# Task brief:
Pick every line out of the entries below that holds the string "this", and report them.

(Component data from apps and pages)
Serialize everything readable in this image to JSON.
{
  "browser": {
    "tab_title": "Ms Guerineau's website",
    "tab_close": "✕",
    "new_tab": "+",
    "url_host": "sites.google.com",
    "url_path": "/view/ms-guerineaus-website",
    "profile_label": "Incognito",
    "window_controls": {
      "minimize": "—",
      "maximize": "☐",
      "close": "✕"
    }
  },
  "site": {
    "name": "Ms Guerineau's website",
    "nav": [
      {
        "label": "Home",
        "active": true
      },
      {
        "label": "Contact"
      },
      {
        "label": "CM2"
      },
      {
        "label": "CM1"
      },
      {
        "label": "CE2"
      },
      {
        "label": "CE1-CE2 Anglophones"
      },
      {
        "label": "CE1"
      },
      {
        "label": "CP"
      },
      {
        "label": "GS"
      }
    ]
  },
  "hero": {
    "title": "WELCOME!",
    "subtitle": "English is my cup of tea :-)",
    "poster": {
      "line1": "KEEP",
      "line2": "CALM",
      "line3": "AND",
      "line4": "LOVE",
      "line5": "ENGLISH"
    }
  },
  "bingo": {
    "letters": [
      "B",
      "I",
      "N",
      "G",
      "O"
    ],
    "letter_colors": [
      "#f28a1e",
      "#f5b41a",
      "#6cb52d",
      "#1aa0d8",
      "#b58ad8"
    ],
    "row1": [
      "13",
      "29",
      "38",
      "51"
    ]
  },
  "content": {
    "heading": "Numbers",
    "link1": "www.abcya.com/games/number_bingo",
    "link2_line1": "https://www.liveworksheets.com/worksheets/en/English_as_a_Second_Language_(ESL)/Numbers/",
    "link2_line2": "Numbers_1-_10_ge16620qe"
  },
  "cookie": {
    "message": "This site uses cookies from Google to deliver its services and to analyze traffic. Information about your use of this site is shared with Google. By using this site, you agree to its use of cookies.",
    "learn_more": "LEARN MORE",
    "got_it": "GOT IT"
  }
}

# Reply:
Serialize everything readable in this image to JSON.
    "message": "This site uses cookies from Google to deliver its services and to analyze traffic. Information about your use of this site is shared with Google. By using this site, you agree to its use of cookies.",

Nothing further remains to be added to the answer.